__PROBLEM STATEMENT__
The data below should be copied over with complete accuracy.

(Items from an interface collection)
- Opening Delimiter -

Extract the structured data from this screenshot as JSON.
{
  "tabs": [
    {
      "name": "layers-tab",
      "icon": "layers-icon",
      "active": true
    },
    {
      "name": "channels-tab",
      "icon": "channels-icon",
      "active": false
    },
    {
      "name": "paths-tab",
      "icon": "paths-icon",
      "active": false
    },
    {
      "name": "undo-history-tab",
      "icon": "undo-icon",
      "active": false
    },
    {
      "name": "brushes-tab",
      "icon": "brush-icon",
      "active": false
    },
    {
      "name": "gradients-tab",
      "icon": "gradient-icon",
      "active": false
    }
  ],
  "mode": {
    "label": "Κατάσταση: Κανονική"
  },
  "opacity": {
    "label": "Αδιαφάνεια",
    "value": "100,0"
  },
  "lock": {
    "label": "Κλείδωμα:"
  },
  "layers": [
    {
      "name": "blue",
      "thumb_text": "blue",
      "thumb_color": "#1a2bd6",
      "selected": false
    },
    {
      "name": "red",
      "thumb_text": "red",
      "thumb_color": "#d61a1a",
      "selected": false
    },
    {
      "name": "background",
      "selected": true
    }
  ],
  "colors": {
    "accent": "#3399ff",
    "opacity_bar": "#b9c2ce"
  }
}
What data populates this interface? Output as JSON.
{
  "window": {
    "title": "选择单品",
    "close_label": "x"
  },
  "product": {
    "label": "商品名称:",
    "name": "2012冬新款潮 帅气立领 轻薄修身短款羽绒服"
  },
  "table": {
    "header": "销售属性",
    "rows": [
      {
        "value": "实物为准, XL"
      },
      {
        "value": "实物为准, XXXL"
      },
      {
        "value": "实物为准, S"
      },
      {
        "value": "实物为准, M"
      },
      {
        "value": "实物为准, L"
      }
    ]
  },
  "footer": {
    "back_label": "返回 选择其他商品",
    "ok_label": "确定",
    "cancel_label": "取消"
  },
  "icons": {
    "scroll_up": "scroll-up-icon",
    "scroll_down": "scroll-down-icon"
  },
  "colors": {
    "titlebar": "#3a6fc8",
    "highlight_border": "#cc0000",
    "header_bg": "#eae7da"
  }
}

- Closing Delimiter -

__EXERCISE RESPONSE__
Extract the structured data from this screenshot as JSON.
{
  "tabs": [
    {
      "name": "layers-tab",
      "icon": "layers-icon",
      "active": true
    },
    {
      "name": "channels-tab",
      "icon": "channels-icon",
      "active": false
    },
    {
      "name": "paths-tab",
      "icon": "paths-icon",
      "active": false
    },
    {
      "name": "undo-history-tab",
      "icon": "undo-icon",
      "active": false
    },
    {
      "name": "brushes-tab",
      "icon": "brush-icon",
      "active": false
    },
    {
      "name": "gradients-tab",
      "icon": "gradient-icon",
      "active": false
    }
  ],
  "mode": {
    "label": "Κατάσταση: Κανονική"
  },
  "opacity": {
    "label": "Αδιαφάνεια",
    "value": "100,0"
  },
  "lock": {
    "label": "Κλείδωμα:"
  },
  "layers": [
    {
      "name": "blue",
      "thumb_text": "blue",
      "thumb_color": "#1a2bd6",
      "selected": false
    },
    {
      "name": "red",
      "thumb_text": "red",
      "thumb_color": "#d61a1a",
      "selected": false
    },
    {
      "name": "background",
      "selected": true
    }
  ],
  "colors": {
    "accent": "#3399ff",
    "opacity_bar": "#b9c2ce"
  }
}
What data populates this interface? Output as JSON.
{
  "window": {
    "title": "选择单品",
    "close_label": "x"
  },
  "product": {
    "label": "商品名称:",
    "name": "2012冬新款潮 帅气立领 轻薄修身短款羽绒服"
  },
  "table": {
    "header": "销售属性",
    "rows": [
      {
        "value": "实物为准, XL"
      },
      {
        "value": "实物为准, XXXL"
      },
      {
        "value": "实物为准, S"
      },
      {
        "value": "实物为准, M"
      },
      {
        "value": "实物为准, L"
      }
    ]
  },
  "footer": {
    "back_label": "返回 选择其他商品",
    "ok_label": "确定",
    "cancel_label": "取消"
  },
  "icons": {
    "scroll_up": "scroll-up-icon",
    "scroll_down": "scroll-down-icon"
  },
  "colors": {
    "titlebar": "#3a6fc8",
    "highlight_border": "#cc0000",
    "header_bg": "#eae7da"
  }
}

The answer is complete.